Wherever the word "title" occurs in the lines below, copy the whole line.

Entries from a dataset of interfaces
-- Opening Marker --

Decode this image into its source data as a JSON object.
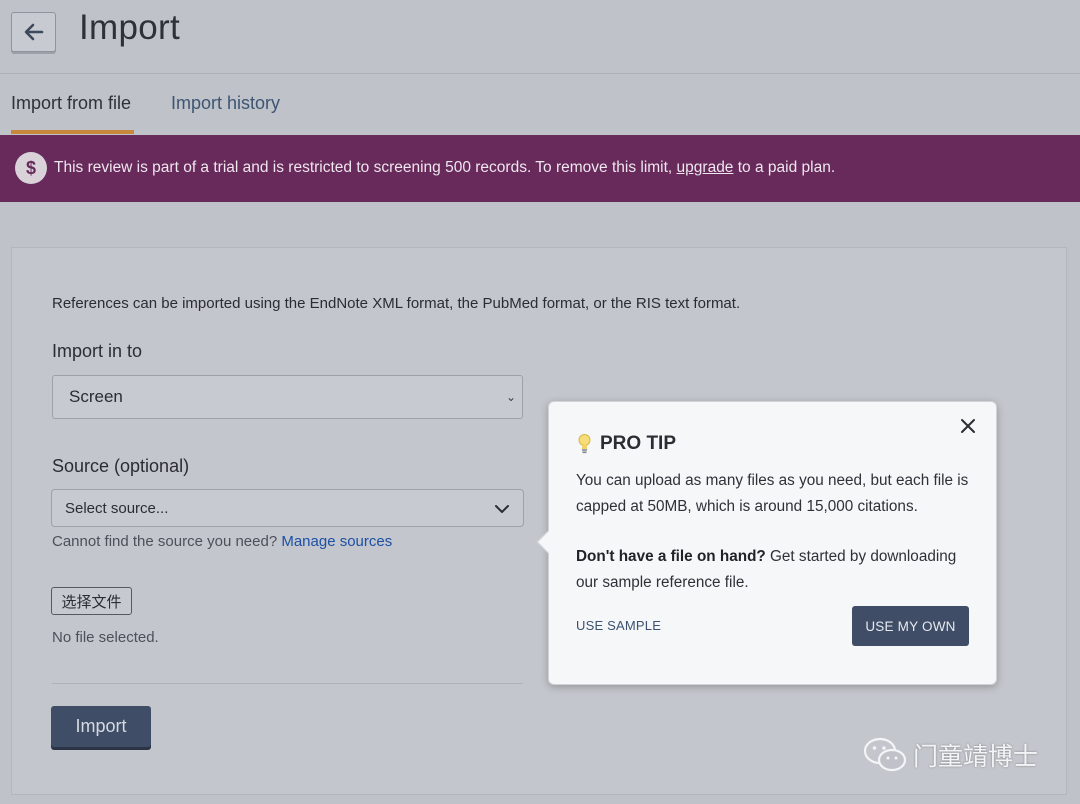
{
  "header": {
    "title": "Import"
  },
  "tabs": [
    {
      "label": "Import from file",
      "active": true
    },
    {
      "label": "Import history",
      "active": false
    }
  ],
  "banner": {
    "icon": "dollar-icon",
    "text_before": "This review is part of a trial and is restricted to screening 500 records. To remove this limit, ",
    "link": "upgrade",
    "text_after": " to a paid plan.",
    "color": "#672a5b"
  },
  "form": {
    "intro": "References can be imported using the EndNote XML format, the PubMed format, or the RIS text format.",
    "import_in_to_label": "Import in to",
    "import_in_to_value": "Screen",
    "source_label": "Source (optional)",
    "source_placeholder": "Select source...",
    "source_hint": "Cannot find the source you need?",
    "manage_sources": "Manage sources",
    "choose_file": "选择文件",
    "no_file": "No file selected.",
    "import_button": "Import"
  },
  "pro_tip": {
    "title": "PRO TIP",
    "p1": "You can upload as many files as you need, but each file is capped at 50MB, which is around 15,000 citations.",
    "p2_bold": "Don't have a file on hand?",
    "p2_rest": " Get started by downloading our sample reference file.",
    "use_sample": "USE SAMPLE",
    "use_own": "USE MY OWN"
  },
  "watermark": {
    "text": "门童靖博士"
  },
  "colors": {
    "accent_tab": "#c7883c",
    "primary_button": "#3f4d66",
    "link": "#1d50a6"
  }
}
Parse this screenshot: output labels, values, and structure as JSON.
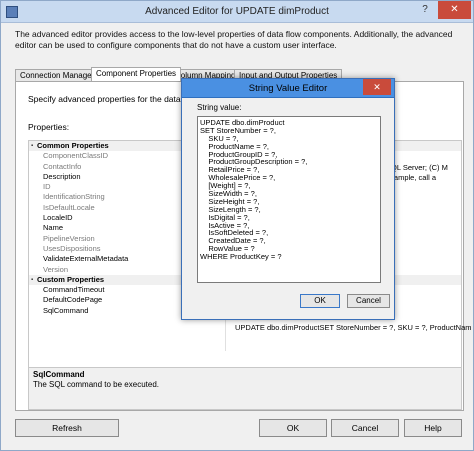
{
  "window": {
    "title": "Advanced Editor for UPDATE dimProduct",
    "help_glyph": "?",
    "close_glyph": "✕",
    "intro": "The advanced editor provides access to the low-level properties of data flow components. Additionally, the advanced editor can be used to configure components that do not have a custom user interface."
  },
  "tabs": [
    {
      "label": "Connection Managers"
    },
    {
      "label": "Component Properties"
    },
    {
      "label": "Column Mappings"
    },
    {
      "label": "Input and Output Properties"
    }
  ],
  "panel": {
    "description": "Specify advanced properties for the data flow comp",
    "properties_label": "Properties:",
    "right_overflow_1": "SQL Server; (C) M",
    "right_overflow_2": "example, call a"
  },
  "properties": {
    "common_header": "Common Properties",
    "common": [
      {
        "name": "ComponentClassID",
        "dim": true
      },
      {
        "name": "ContactInfo",
        "dim": true
      },
      {
        "name": "Description",
        "dim": false
      },
      {
        "name": "ID",
        "dim": true
      },
      {
        "name": "IdentificationString",
        "dim": true
      },
      {
        "name": "IsDefaultLocale",
        "dim": true
      },
      {
        "name": "LocaleID",
        "dim": false
      },
      {
        "name": "Name",
        "dim": false
      },
      {
        "name": "PipelineVersion",
        "dim": true
      },
      {
        "name": "UsesDispositions",
        "dim": true
      },
      {
        "name": "ValidateExternalMetadata",
        "dim": false
      },
      {
        "name": "Version",
        "dim": true
      }
    ],
    "custom_header": "Custom Properties",
    "custom": [
      {
        "name": "CommandTimeout"
      },
      {
        "name": "DefaultCodePage"
      },
      {
        "name": "SqlCommand"
      }
    ],
    "sql_value": "UPDATE dbo.dimProductSET StoreNumber = ?,   SKU = ?,   ProductNam"
  },
  "description_box": {
    "title": "SqlCommand",
    "text": "The SQL command to be executed."
  },
  "buttons": {
    "refresh": "Refresh",
    "ok": "OK",
    "cancel": "Cancel",
    "help": "Help"
  },
  "dialog": {
    "title": "String Value Editor",
    "close_glyph": "✕",
    "label": "String value:",
    "lines": [
      "UPDATE dbo.dimProduct",
      "SET StoreNumber = ?,",
      "    SKU = ?,",
      "    ProductName = ?,",
      "    ProductGroupID = ?,",
      "    ProductGroupDescription = ?,",
      "    RetailPrice = ?,",
      "    WholesalePrice = ?,",
      "    [Weight] = ?,",
      "    SizeWidth = ?,",
      "    SizeHeight = ?,",
      "    SizeLength = ?,",
      "    IsDigital = ?,",
      "    IsActive = ?,",
      "    IsSoftDeleted = ?,",
      "    CreatedDate = ?,",
      "    RowValue = ?",
      "WHERE ProductKey = ?"
    ],
    "ok": "OK",
    "cancel": "Cancel"
  }
}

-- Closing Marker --

= TASK RESULT =
    "title": "Import"
    "title": "PRO TIP",
    "title": "Advanced Editor for UPDATE dimProduct",
    "title": "SqlCommand",
    "title": "String Value Editor",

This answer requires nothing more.